By Ms. Mary, ECFE Parent Educator
Forty three years have passed since the first Earth Day on April 22, 1970. In that time, much has been written about our environment and the role of humans in it. As an educator in the Early Childhood Family Education program, some of the most interesting information I have read has been about the importance of connecting children with nature. When I was young, my friends and I spent numerous hours outdoors, exploring and creating. In The Geography of Childhood, Gary Paul Nabhan and Stephen Trimble wrote, “It is quite possible for today’s child to grow up without ever having taken a solitary walk beside a stream, or spent the hours we used to, foraging for pine cones, leaves, feathers, and rocks—treasures more precious than store-bought ones. Today it is difficult to tear children away from the virtual world of the mall to introduce them to the real one.” As adults, most of us have memories of special places in nature from our childhoods. Will our children have these same kinds of memories?

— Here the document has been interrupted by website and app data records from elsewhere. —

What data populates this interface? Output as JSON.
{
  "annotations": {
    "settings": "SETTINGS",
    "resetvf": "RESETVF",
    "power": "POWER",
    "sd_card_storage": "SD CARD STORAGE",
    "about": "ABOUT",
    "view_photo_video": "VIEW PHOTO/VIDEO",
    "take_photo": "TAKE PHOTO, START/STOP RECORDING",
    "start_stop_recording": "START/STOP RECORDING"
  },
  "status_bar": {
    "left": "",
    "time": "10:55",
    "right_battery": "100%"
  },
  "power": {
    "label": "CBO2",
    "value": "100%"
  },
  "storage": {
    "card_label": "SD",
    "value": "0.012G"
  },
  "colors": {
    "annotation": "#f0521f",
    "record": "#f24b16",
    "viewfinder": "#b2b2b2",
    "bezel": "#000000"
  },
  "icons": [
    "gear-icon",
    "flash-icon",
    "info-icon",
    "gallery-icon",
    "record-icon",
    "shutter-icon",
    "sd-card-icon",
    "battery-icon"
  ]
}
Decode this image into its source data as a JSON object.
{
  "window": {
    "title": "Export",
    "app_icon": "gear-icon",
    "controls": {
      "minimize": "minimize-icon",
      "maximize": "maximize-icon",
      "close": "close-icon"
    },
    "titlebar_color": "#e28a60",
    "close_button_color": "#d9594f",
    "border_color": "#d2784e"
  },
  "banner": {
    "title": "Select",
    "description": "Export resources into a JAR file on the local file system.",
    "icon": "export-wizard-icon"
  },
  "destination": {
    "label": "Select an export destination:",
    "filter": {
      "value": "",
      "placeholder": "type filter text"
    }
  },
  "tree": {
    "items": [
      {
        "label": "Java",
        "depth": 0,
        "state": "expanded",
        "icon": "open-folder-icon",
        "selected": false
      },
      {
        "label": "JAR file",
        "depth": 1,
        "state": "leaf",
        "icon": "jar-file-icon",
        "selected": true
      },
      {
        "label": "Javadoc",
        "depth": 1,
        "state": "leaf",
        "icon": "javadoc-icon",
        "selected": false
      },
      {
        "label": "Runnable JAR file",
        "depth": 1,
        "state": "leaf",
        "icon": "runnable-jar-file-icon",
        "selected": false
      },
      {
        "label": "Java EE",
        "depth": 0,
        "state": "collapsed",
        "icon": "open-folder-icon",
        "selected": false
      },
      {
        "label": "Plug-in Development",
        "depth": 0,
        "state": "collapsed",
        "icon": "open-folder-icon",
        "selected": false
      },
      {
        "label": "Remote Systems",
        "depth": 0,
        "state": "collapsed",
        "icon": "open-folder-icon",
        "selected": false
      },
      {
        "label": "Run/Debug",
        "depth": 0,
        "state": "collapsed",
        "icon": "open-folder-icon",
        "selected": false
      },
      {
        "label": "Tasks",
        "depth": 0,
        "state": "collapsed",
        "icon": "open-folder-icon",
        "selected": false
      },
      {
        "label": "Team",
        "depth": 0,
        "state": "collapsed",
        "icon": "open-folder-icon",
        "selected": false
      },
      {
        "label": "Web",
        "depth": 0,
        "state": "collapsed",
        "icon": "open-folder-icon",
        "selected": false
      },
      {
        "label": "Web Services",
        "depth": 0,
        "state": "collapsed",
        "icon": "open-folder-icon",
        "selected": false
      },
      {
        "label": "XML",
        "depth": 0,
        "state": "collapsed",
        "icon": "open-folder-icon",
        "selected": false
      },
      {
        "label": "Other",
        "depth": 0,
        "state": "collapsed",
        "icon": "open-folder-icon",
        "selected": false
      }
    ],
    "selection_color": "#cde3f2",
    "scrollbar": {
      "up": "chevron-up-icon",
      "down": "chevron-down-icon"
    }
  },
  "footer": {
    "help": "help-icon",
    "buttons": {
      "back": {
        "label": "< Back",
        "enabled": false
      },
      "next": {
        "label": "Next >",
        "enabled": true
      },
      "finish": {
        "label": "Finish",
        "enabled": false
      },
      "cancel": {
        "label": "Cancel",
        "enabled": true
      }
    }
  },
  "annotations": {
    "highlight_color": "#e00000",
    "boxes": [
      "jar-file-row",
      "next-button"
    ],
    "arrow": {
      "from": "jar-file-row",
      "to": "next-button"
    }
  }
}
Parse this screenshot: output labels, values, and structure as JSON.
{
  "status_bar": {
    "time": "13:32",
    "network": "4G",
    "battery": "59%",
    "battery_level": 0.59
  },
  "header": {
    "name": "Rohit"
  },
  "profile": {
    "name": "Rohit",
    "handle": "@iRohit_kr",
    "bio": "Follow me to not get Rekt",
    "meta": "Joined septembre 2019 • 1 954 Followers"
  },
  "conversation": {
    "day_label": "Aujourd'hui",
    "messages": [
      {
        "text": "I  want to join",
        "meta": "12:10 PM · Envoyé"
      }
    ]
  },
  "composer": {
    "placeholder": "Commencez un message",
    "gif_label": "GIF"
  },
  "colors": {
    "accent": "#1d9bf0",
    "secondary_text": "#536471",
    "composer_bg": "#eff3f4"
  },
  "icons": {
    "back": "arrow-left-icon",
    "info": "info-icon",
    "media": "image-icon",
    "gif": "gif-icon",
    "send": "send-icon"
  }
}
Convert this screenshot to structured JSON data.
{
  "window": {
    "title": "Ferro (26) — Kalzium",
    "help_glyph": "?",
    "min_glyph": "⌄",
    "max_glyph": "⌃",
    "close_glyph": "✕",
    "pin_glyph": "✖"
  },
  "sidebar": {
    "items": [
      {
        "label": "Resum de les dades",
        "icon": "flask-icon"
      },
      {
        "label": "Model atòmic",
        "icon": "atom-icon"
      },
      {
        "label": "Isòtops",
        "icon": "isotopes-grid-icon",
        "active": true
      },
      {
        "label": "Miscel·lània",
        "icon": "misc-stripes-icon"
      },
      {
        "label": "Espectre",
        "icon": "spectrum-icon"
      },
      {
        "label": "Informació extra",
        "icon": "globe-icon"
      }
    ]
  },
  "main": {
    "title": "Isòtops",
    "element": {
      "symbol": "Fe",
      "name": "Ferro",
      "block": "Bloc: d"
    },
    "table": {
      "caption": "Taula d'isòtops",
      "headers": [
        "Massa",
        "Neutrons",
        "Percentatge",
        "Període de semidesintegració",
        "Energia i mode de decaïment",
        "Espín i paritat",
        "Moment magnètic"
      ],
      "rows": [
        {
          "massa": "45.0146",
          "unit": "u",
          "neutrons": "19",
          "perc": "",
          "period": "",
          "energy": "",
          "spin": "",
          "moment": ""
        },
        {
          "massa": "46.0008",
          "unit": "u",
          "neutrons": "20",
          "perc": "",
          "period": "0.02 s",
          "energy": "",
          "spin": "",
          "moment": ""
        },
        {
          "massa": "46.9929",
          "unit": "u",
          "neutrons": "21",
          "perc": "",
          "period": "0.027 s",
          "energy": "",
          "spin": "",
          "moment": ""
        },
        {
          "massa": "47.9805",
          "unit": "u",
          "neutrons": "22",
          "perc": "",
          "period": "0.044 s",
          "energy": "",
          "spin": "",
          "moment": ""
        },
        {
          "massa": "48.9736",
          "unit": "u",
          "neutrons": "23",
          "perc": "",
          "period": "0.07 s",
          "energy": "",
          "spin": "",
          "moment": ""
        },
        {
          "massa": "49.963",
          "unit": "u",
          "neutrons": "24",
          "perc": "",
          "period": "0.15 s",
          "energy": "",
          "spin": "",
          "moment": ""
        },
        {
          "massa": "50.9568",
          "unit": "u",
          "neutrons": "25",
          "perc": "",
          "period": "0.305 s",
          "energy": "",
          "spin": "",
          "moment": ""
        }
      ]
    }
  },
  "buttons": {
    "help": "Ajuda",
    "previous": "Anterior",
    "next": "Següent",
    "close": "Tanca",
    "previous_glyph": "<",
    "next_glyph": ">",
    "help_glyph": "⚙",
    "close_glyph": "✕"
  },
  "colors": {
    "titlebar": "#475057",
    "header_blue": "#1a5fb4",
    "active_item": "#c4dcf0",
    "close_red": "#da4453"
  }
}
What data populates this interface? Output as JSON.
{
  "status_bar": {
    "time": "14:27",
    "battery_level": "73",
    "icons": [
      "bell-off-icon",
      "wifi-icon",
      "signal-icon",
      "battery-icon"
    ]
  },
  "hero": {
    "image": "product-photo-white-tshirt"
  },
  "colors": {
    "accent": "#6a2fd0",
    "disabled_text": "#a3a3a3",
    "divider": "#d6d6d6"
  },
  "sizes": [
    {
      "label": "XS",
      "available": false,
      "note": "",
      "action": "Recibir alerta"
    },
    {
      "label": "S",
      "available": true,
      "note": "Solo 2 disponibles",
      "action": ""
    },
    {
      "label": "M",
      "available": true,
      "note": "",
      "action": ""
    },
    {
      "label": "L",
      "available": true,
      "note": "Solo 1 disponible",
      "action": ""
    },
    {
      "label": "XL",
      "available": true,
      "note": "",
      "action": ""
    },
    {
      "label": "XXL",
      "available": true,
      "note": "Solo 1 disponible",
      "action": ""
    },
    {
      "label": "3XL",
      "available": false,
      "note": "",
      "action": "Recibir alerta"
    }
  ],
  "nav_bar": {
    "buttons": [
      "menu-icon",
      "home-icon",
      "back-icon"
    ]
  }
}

In one study, interviews done with children ages 4-9 found that when asked about things in nature like rain, wildflowers, trees, birds, etc., they expressed more fear and dread than enjoyment. Other studies reveal numerous reasons why spending time in nature can be so important for our children: the symptoms of children with ADHD are relieved after contact with nature; levels of aggression are significantly lower among people who have some kind of natural setting outside their homes; children who have regular experiences with the natural world show better coordination, balance and agility, more creativity, increased performance in math and science and higher skills in cooperative play and conflict resolution; when children play outside, it doubles the amount of physical activity they get, which likely reduces obesity rates; exposure to nature in or around the home helps protect children from stress; time outdoors may actually help prevent allergies and asthma, which has increased 87% in children since 1982. Surprisingly, indoor levels of many pollutants may be two to five times higher than outdoor levels.
The studies confirm what common sense tells us: spending time outside is good for both our physical and mental health. Thomas Berry said, “Teaching children about the natural world should be treated as one of the most important events in their lives.” As their children’s first and most important teachers, parents have the opportunity to give their children an inexpensive, yet invaluable gift by increasing their exposure to nature and their time spent outside. In his book, Last Child in the Woods, Richard Louv describes the importance of saving our children from Nature-Deficit Disorder. I encourage you to take the time to read about this modern-day phenomenon and his ideas for conquering it. I also invite you to visit the Nature Explore Center at the Handke Center in Elk River. I am certain that you and your children will enjoy the connection to nature that it offers.